Murder calls a Boston private eye back to his childhood home and some ugly home truths, in this remarkably accomplished debut by London-based journalist Rickards.
Driving along a deserted road in a downpour, Alex Rourke’s old school friend, Sheriff Dale Townsend, has discovered a half-naked man, armed with two knives, standing over the naked body of Angela Lamond. There’s no mystery about what happened—until Dale realizes there are no traces of blood or fingerprints on the knives and no sign of the nurse’s clothing or any transportation that could have brought her or her killer four miles from little Winter’s End. When the John Doe he’s arrested refuses to admit his guilt or even give his name, Dale sends for Alex, whose FBI career was cut short by a nervous breakdown after his parents were killed in a car he was driving. So begins a cat-and-mouse game between the shamus, who can’t pierce the suspect’s preternatural calm, and the suspect, who somehow knows so much about the man who’s supposed to be questioning him that he repeatedly turns the tables and puts Alex on the spot, taunting him with clues he’s obviously planted to draw him deeper into the town’s troubled past and insinuating that the two of them share a lot more than an interrogation room.

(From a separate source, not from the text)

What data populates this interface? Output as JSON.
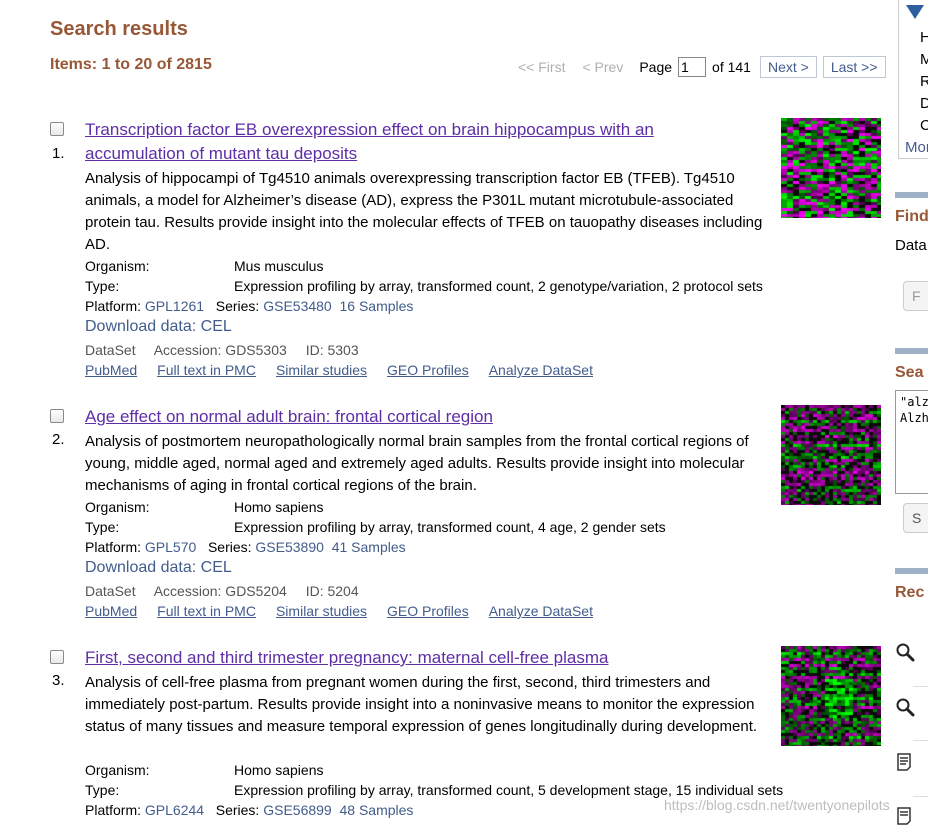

A lacerating tale, chilly as a Maine winter, that will have you rooting first for Alex’s spiritual survival and then for his speedy return.